Here's a thread devoted to tips and tricks you use to know if your knife is sharp or not.
This sounds simple, but can get very complicating when we start involving many different grits and techniques. Let's stick to the basics for now, and hopefully this thread develops into something more advanced. So, onto the basics.
How do you know if your knife still has a decent, "functioning" edge? The number one trick I like to use is the back of my fingernail. Your thumbnail is the best one to use. Gently place the knife's edge on your nail. If the knife edge sticks to your thumbnail, you know the edge is still functioning. You can still hone the edge back to razor sharp fairly easy. If the knife slides around your thumbnail, you know the edge is completely rounded beyond simple honing. At this point you need to break out your coarse stones and start building a slurry.

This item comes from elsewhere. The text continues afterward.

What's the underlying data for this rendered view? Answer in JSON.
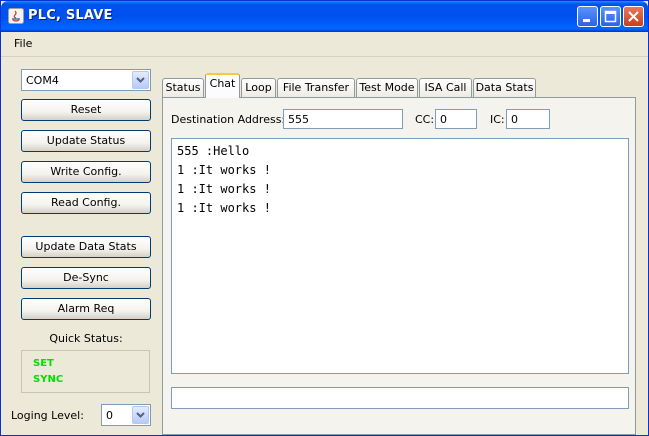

Just because a knife sticks to your fingernail doesn't mean that you have a great edge. You merely have a functioning edge. Ultimate sharpness is determined many other ways, but ultimately up the discretion of the user.
There is the "Murray Carter 3-finger method", which involves taking 3 fingers and spreading them over the length of the blade, then seeing if your fingers slide or not. This sounds very dangerous, but believe me, and Murray points this out, you will instinctively stop your fingers before they get cut, and placing 3 fingers down distributes the weight evenly, lessening the chance of a cut. When your 3 fingers stick you know you've "reached the edge" while sharpening. If your 3 fingers don't stick then you must go back down to a lower grit. This test will be a little more accurate than the fingernail test when you get towards the higher grits, but can be painful if you aren't very careful.
Another test is cutting a folded paper towel. This is great to use at lower grits to let you know you've reached the edge. Even a 120 grit edge will cut a folded paper towel on the cutting board, that is, if you've reached the edge. At this point you can move onto a finer grit.
I can go on, but let's let someone else jump in!